I did think it ironic at the recent news of the hacking of an ‘infidelity website’ which drew attention to the online dating world – I’m not sure that’s a correct term in this context – for extra marital encoun-ters that people those who wish to cheat secretly were potentially going to be exposed. That peo-ple cheat – and that they don’t wish to be exposed – and they will use whatever technology or op-portunity is available is not surprising – I was only mildly surprised by what, seemed to me, to be the size of the group involved. In the news reports I read that two such websites each had over 1 million users / members / customers (what is the best description?) in the UK alone. I then checked the UK’s Office for National Statistics for how many fami-lies are in the UK – figuring that it is the adults in these situations that seem to be the ‘clientele’ and the 2014 fig-ures say that there are a total of 15.6 million couple fami-lies and 3 million lone parents families so that means 34.2 million adults from which possibly a little over 2 million of them have logged on as preparing to be involved with someone already involved with someone else. In one sense that’s a lot of people and in another sense it isn’t. I know that’s convoluted but affairs are convoluted!

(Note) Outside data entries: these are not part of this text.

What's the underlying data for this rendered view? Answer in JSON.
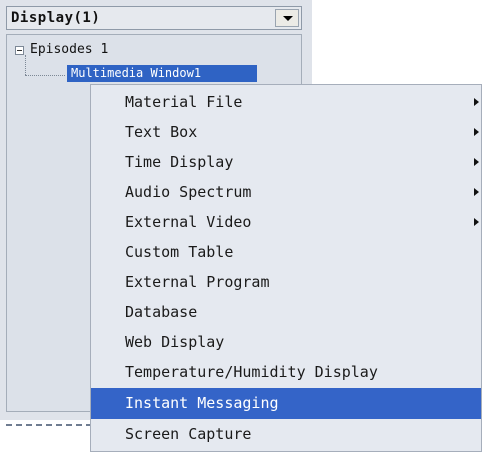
{
  "combo": {
    "label": "Display(1)"
  },
  "tree": {
    "root": "Episodes 1",
    "child": "Multimedia Window1"
  },
  "menu": {
    "items": [
      {
        "label": "Material File",
        "submenu": true
      },
      {
        "label": "Text Box",
        "submenu": true
      },
      {
        "label": "Time Display",
        "submenu": true
      },
      {
        "label": "Audio Spectrum",
        "submenu": true
      },
      {
        "label": "External Video",
        "submenu": true
      },
      {
        "label": "Custom Table",
        "submenu": false
      },
      {
        "label": "External Program",
        "submenu": false
      },
      {
        "label": "Database",
        "submenu": false
      },
      {
        "label": "Web Display",
        "submenu": false
      },
      {
        "label": "Temperature/Humidity Display",
        "submenu": false
      },
      {
        "label": "Instant Messaging",
        "submenu": false,
        "highlighted": true
      },
      {
        "label": "Screen Capture",
        "submenu": false
      }
    ]
  },
  "colors": {
    "highlight": "#3464c8",
    "menu_bg": "#e5e9f0",
    "panel_bg": "#dfe3ea"
  }
}
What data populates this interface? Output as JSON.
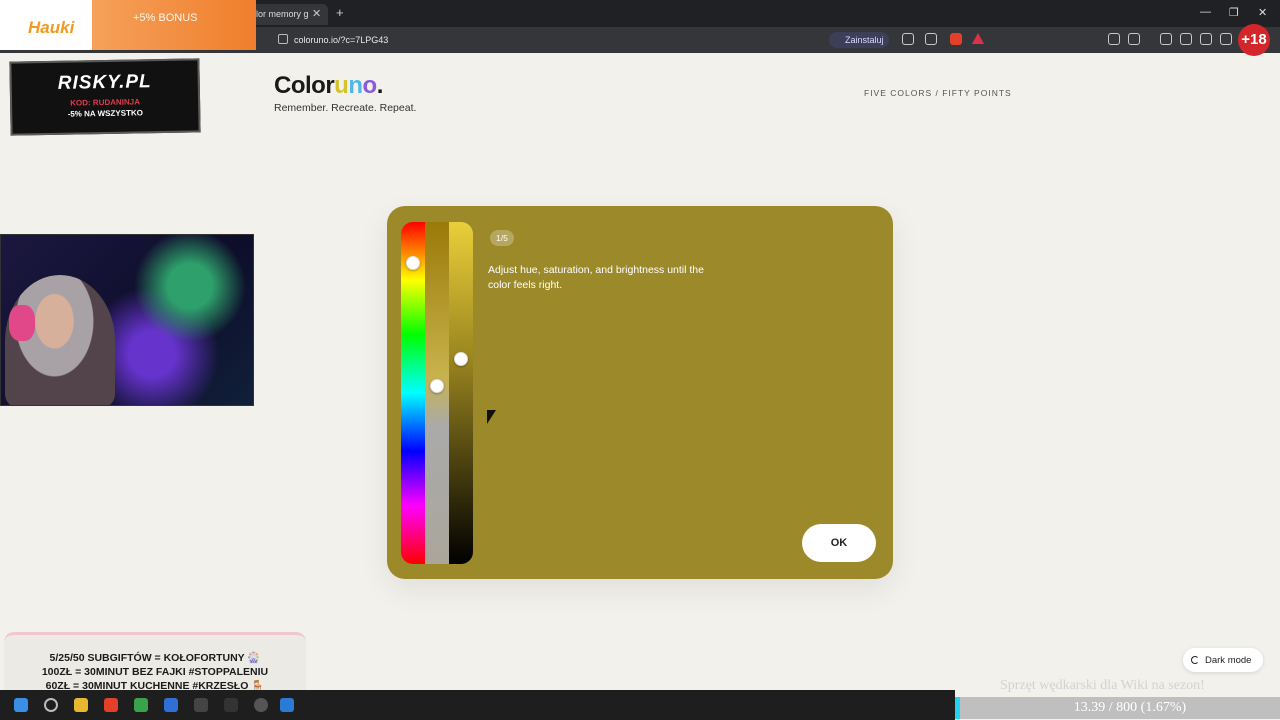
{
  "browser": {
    "tab_title": "lor memory g",
    "url": "coloruno.io/?c=7LPG43",
    "install_label": "Zainstaluj"
  },
  "overlay": {
    "bonus_logo": "Hauki",
    "bonus_text": "+5% BONUS",
    "risky_title": "RISKY.PL",
    "risky_code": "KOD: RUDANINJA",
    "risky_promo": "-5% NA WSZYSTKO",
    "subs_lines": [
      "5/25/50 SUBGIFTÓW = KOŁOFORTUNY 🎡",
      "100ZŁ = 30MINUT BEZ FAJKI #STOPPALENIU",
      "60ZŁ = 30MINUT KUCHENNE #KRZESŁO 🪑"
    ],
    "stream_line": "Sprzęt wędkarski dla Wiki na sezon!",
    "progress_text": "13.39 / 800 (1.67%)",
    "progress_fraction": 0.0167,
    "badge_18": "+18"
  },
  "app": {
    "logo": {
      "part1": "Color",
      "part2": "u",
      "part3": "n",
      "part4": "o",
      "part5": "."
    },
    "tagline": "Remember. Recreate. Repeat.",
    "nav_sub": "FIVE COLORS / FIFTY POINTS",
    "step": "1/5",
    "instruction": "Adjust hue, saturation, and brightness until the color feels right.",
    "ok_label": "OK",
    "dark_mode_label": "Dark mode",
    "card_color": "#9c8a2a",
    "knob_levels": {
      "hue": 0.12,
      "saturation": 0.48,
      "brightness": 0.4
    }
  }
}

As someone who has counselled couples for marriage and who has solemnised quite a few I have yet to meet anyone who tells me that they want to get married ‘for now’, that he loves her ‘for now’, that she’ll stay with him ‘for now’. Maybe people do say such things more so today but I think people entering a lifelong commitment are expecting – are offering themselves to this relationship – are preparing to take the risk of such a commitment (after all, we can’t – we shouldn’t – control the other’s behaviour and we’re trusting him/her to ‘stay’ as he or she is trusting us) so that they will grow old together learning more and more about love.

I think marriage has too much pressure put on it these days. Often it is the relationship that must provide all our needs and wants and while it is exclusive and precious, if it is the only relationship one has or invests in (ignoring family, friends, interests, hobbies, civic involvement, etc) then that pressure can become intolerable. Sure, it is a foundational relationship for us and for family life but it is not the only relationship we have – though it is supposed to be an exclusive one (according to God’s original intention) and why we enter it. Thus for whatever reason one wants to ‘look else-where’, adultery destroys this relationship like nothing else can. Destruction always brings about sadness and pain – and in this case betrayal and anger. The advertising says: ‘Life is short – have an affair’. For whatever reason the ad might be enticing to a person, the alternative if married is to go back to the marriage knowing that yes life is short and working on this relationship is what God calls us to do.

There are no easy answers if we have problems in our relationships and the affair – secret until it isn’t – isn’t a solution for marriage or for us with whatever issues we have. At heart this whole thing is really about us – personally – and the words we’ve said and the integrity we have and the faith we have in someone else – not Christian faith but the trust we place in others to help us live each day. Yes, it all can be scary (can we really trust this person we marry?). And those who are Chris-tians can bring their Christian faith into their marriage for God in Jesus is the faithful one and he helps us, blesses us, and encourages us to love – which he models by serving us.

Whatever our issues with marriage, whatever our dissatisfactions or temptations, whatever excite-ment we might crave, the having of affairs is not the solution.  — GS